Rady researchers win awards to study tumour cells, cancer care inequity
Two scientists from the Max Rady College of Medicine are conducting research with the potential to improve cancer patients’ lives, thanks to funding support from the Canadian Cancer Society.
Dr. Alyson Mahar and Dr. Tanveer Sharif each recently received an inaugural Emerging Scholar Award from the Canadian Cancer Society. The new awards program was introduced to help early-career investigators develop their cancer research programs and pursue scientific advances.
Mahar and Sharif are among 15 award recipients from across Canada. Each scientist receives up to $600,000 of research funding over a five-year term.
“Congratulations to these outstanding emerging researchers,” says Dr. Peter Nickerson, vice-dean research of the Rady Faculty of Health Sciences. “These awards recognize that Dr. Mahar and Dr. Sharif are pursuing nationally important work with the potential to improve outcomes for patients with cancer.”
Mahar, an epidemiologist, joined the UM faculty in 2018. She is a research scientist at UM’s Manitoba Centre for Health Policy, assistant professor of community health sciences and adjunct scientist with the CancerCare Manitoba Research Institute.
Her five-year project involves patients as partners. It’s titled Measuring Equity and Generating ActioN in CANcer: Using research to promote equitable care delivery across Canada (MEGAN-CAN).
When someone has cancer, factors such as their income, education or where they live can influence their experience and their chances of dying, Mahar says.
“Not everyone has the same opportunities to receive a timely cancer diagnosis, benefit from new treatments or receive the care they need,” she says.
“We need to implement equity-based programming and services. In order to do that, we need to measure and better understand cancer care disparities across provinces.”
Mahar’s team will ask patients and their families to identify the most important equity gaps to target in cancer control. The researchers will use that input to create and answer research questions using large health databases in Manitoba and Ontario. Health-care providers and policy-makers will also be consulted about barriers to providing equity-focused cancer care.
The team will then develop a national platform, including a website, to provide research evidence and resources for cancer patients, researchers, clinicians and policy-makers.

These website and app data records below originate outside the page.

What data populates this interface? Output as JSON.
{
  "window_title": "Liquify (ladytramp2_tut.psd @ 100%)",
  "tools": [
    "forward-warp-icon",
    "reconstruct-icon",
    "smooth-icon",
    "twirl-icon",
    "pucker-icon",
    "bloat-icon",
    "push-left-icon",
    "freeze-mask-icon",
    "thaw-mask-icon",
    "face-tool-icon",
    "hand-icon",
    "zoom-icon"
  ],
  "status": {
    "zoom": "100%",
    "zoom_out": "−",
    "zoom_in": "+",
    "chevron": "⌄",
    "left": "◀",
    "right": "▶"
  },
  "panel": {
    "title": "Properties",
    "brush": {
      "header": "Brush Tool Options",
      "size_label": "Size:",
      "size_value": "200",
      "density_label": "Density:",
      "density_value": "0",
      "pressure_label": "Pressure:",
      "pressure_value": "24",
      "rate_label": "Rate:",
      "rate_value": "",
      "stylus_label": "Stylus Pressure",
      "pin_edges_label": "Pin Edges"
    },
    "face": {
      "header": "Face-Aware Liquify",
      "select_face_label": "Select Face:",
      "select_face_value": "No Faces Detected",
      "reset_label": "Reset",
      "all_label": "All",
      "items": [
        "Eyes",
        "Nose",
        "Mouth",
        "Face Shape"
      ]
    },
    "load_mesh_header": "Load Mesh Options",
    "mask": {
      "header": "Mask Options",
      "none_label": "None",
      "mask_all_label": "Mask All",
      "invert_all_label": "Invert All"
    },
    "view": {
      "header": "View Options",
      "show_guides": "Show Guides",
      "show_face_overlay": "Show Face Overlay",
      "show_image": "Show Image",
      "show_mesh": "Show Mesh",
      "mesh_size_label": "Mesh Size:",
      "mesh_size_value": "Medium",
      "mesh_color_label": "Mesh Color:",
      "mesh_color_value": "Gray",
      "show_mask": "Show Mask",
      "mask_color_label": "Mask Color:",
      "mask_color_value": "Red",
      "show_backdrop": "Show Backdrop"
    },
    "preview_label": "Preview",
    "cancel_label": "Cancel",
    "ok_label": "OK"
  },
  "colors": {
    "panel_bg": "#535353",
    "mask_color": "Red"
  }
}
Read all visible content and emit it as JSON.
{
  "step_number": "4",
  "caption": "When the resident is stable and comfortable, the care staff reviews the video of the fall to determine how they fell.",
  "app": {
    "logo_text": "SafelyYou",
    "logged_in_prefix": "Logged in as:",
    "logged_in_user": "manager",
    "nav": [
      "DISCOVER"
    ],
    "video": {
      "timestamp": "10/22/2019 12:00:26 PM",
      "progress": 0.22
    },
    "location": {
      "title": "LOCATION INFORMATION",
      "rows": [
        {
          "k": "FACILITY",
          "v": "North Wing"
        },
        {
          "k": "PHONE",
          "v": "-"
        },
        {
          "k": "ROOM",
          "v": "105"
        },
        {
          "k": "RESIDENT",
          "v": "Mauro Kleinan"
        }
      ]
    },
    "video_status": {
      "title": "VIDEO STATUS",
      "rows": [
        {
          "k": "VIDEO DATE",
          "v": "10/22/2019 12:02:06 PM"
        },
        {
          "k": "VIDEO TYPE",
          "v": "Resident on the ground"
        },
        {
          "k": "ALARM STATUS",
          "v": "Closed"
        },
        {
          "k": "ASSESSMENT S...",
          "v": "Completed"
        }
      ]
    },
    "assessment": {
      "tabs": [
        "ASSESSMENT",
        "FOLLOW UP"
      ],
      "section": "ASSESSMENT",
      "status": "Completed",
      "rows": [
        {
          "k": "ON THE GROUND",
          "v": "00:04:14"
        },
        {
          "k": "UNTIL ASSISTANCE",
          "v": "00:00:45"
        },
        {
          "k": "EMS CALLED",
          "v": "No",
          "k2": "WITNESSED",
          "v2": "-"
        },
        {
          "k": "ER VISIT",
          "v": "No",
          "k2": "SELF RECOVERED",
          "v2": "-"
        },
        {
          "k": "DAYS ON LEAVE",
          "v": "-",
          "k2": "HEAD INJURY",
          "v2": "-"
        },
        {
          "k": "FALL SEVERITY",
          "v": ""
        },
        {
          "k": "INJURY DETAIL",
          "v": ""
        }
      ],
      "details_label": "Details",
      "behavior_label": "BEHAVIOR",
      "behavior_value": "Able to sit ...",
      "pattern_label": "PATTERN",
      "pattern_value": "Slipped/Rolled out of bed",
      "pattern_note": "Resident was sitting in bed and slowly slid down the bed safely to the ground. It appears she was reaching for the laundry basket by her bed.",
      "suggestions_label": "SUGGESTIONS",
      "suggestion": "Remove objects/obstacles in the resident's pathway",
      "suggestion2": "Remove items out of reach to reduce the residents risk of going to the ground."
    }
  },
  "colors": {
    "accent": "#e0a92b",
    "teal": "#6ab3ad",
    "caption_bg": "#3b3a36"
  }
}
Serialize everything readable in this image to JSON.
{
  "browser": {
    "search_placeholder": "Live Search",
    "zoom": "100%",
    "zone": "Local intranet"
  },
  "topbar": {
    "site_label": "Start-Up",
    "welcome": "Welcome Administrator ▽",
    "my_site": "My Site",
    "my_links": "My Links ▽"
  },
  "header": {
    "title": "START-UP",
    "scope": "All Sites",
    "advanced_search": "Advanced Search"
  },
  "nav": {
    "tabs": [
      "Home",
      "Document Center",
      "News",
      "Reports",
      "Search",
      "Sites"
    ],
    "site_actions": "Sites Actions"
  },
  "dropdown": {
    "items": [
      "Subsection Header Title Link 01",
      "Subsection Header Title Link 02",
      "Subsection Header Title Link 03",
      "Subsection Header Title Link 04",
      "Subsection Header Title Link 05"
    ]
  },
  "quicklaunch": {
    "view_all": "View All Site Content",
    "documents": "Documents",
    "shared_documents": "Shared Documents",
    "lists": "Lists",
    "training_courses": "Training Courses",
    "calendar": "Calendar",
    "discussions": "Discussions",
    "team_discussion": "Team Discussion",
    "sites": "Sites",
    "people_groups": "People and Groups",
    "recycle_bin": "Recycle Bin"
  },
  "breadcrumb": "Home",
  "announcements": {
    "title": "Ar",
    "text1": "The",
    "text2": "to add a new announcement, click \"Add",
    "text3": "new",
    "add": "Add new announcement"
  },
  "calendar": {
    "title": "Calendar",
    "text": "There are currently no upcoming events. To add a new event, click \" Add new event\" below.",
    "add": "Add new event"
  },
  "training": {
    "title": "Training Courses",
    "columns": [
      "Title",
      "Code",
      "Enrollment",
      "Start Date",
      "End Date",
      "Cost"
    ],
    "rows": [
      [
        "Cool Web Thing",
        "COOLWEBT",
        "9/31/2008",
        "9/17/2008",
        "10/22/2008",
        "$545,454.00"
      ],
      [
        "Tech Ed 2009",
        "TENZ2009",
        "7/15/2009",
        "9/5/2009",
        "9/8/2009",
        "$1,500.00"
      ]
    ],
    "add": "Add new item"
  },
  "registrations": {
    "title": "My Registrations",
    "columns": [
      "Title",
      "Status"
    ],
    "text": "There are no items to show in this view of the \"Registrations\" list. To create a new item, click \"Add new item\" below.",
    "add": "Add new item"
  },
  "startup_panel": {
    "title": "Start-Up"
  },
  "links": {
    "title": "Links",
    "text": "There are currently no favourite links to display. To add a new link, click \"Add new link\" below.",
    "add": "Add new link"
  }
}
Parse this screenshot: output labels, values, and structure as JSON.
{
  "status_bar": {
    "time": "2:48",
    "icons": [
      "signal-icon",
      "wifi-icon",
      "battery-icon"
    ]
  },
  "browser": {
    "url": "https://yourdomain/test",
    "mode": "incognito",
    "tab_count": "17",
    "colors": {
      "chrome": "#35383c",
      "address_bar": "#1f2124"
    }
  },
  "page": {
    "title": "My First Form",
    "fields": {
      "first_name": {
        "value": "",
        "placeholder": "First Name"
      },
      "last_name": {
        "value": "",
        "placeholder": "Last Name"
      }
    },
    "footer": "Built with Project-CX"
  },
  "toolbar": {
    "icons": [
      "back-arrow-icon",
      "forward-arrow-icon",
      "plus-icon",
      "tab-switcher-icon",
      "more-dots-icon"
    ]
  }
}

Sharif, who joined the UM faculty in 2019, is an assistant professor of pathology and adjunct scientist with the CancerCare Manitoba Research Institute. His five-year laboratory research study examines, at the cellular level, the effects of standard radiation and chemotherapy treatments on glioblastoma, the most lethal type of brain cancer in adults.
Some cancer cells inside glioblastoma tumours have stem cell-like properties, such as the ability to self-renew, Sharif says. These stem-like cells can survive radiation and chemotherapy and restart tumor formation, so they are often called tumor-initiating cells.
“Tumour-initiating cells are the major culprits behind cancer recurrence and relapse,” Sharif says.
“We aim to better understand how the different kinds of cells in the tumours undergo metabolic and molecular changes as glioblastoma progresses. We think metabolic adaptations may be responsible for resistance to radiation and chemotherapy, and that blocking these metabolic transitions may improve response to treatment.”
Sharif’s team will use cutting-edge lab techniques to study glioblastoma cells derived from primary and recurrent patient tumors. “We have found that recurrent tumours have a higher proportion of stem-like cells and have metabolic differences from primary tumours,” the scientist says.
The researchers will use their findings to design cell metabolism-based treatment regimens with the potential to benefit patients at all stages of the disease.